On Sun, 13 May 2012, Pascal J. Bourguignon wrote:
> Faheem Mitha <faheem@...> writes:
>> I don't know if the SBCL developers are interested in this sort of thing.
>> It may be too trivial. But, consider...
>> CL-USER> (concatenate "foo" "bar")
>> ; Evaluation aborted on #<TYPE-ERROR expected-type: (OR CONS SYMBOL
>> SB-KERNEL:INSTANCE) datum: "foo">.
> It may be trivial but it represents a lot of work:
> 1- it's not limited to concatenate of course. Each operator in CL would
> benefit from newbie friendly error reporting.
> 2- it's not limited to sbcl all implementations do the same thing.
> Namely, they defer most of the type checking (and in general, parameter
> validation), to the lower level functions called. This is sound lisp
> engineering since this avoid testing for the types/validity of the
> parameter at each function call. But indeed it has the defect that the
> errors are not detected early and in the most meaningful context. It
> has also the problem that implementation details changing, the exact
> error reported is not the same from one implementation to another. This
> is related to the fact that very few CL operators are defined to signal
> specific conditions (at very few and coarse conditions are defined).
> There's matter for a nice CDR here:
> - specifying a complete ontology of conditions for the CL package.
> - specifying precisely for each CL operator, what condition should be
> signaled in what situation.
> So, passing a string instead of a sequence type as first argument of
> concatenate is indeed a type error (that's what most implementations
> signal, ccl signals a subclass of program-error and allegro a subclass
> of error (all are confomring:
> An error is signaled if the result-type is neither a recognizable
> subtype of list, nor a recognizable subtype of vector.
> )), but the CDR could specify a more precise condition, a subclass of
> type-error that would report exactly the newbie-friendly meaning:
> (define-condition sequence-type-expected-error (type-error)
> ((function :initarg :function :reader sequence-type-expected-error-function)
> (parameter :initarg :parameter :reader sequence-type-expected-error-parameter)
> (datum :initarg :datum :reader sequence-type-expected-error-datum))
> (:report (lambda (err stream)
> (format stream
> "Function ~A expected a subtype of sequence ~
> in its ~:R parameter, instead it got the ~A ~S"
> (sequence-type-expected-error-function err)
> (sequence-type-expected-error-parameter err)
> (type-of (sequence-type-expected-error-datum err))
> (sequence-type-expected-error-datum err)))))
> 1- you'd get this error message:
> Function concatenate expected a subtype of sequence in its first
> parameter, instead it got the (simple-base-string 3) "Abc"
> 2- programs could recover more precisely from errors signaled by CL
> But again, the same work has to be done for all the CL operators (and
> hopefully implemented by all implementations).
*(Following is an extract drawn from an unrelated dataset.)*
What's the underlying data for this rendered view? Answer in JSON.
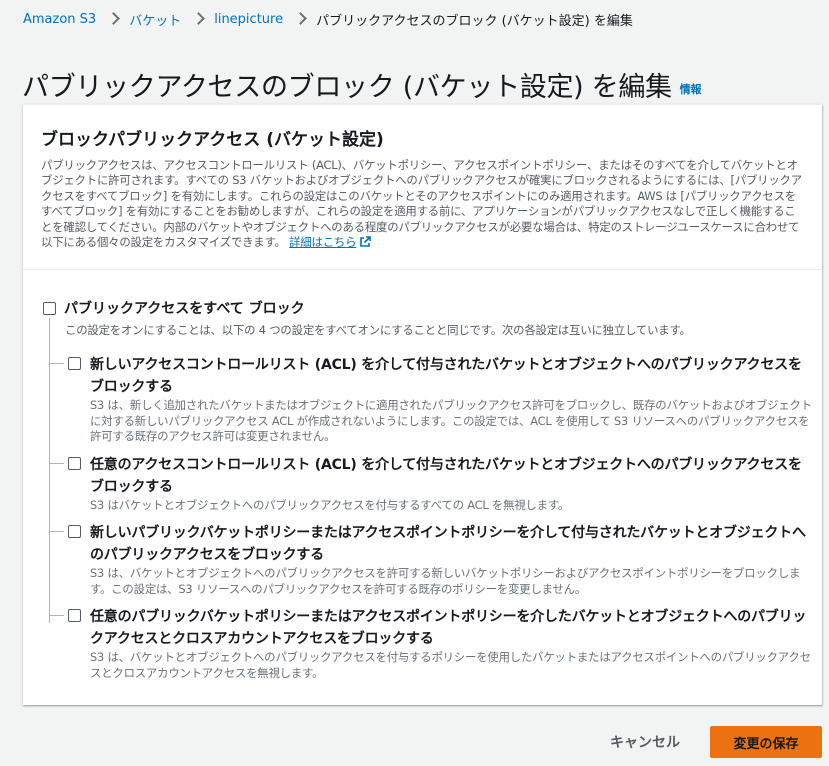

Thanks for the reply, and the detailed explanation. I should have guessed
that there was some reason the errors showed up this way. Does this mean
the SBCL developers are not interested in comments about error messages? I
don't want to spam the list pointlessly. I ask since I've seen SBCL errors
which much more obscure than this, and might comment on them on this list
as I came across them. They are still much better than, for example, C++
template error messages, though.
BTW, what does CDR mean? The first thing that comes to mind is "something
Defect Report", but that doesn't quite fit.
Also, I don't get the significance of
> Reading of: "(concatenate \"Abc\" \"def\")"
> signaled no error
Can you elaborate? Please excuse my ignorance.